____ INFORMATION

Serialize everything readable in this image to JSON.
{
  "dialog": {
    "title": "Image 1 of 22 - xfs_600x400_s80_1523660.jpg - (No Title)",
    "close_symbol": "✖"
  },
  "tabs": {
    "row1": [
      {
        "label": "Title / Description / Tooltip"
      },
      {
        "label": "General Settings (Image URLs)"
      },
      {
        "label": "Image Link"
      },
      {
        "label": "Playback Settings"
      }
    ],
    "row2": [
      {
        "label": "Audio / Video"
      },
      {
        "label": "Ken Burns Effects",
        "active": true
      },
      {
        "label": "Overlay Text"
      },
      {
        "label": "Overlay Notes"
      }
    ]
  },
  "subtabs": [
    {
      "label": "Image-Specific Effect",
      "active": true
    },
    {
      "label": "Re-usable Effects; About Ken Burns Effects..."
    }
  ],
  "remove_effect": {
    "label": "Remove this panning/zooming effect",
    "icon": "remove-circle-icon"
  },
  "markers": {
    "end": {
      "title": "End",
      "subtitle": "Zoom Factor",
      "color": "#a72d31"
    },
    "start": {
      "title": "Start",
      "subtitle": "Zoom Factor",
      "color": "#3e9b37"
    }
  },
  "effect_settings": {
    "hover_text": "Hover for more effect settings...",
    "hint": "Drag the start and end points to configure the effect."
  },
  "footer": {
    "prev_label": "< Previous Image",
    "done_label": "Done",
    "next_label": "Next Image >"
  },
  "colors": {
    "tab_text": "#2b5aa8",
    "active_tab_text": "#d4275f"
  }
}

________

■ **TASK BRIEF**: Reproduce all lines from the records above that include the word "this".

■ **EXERCISE SOLUTION**:
Serialize everything readable in this image to JSON.
    "label": "Remove this panning/zooming effect",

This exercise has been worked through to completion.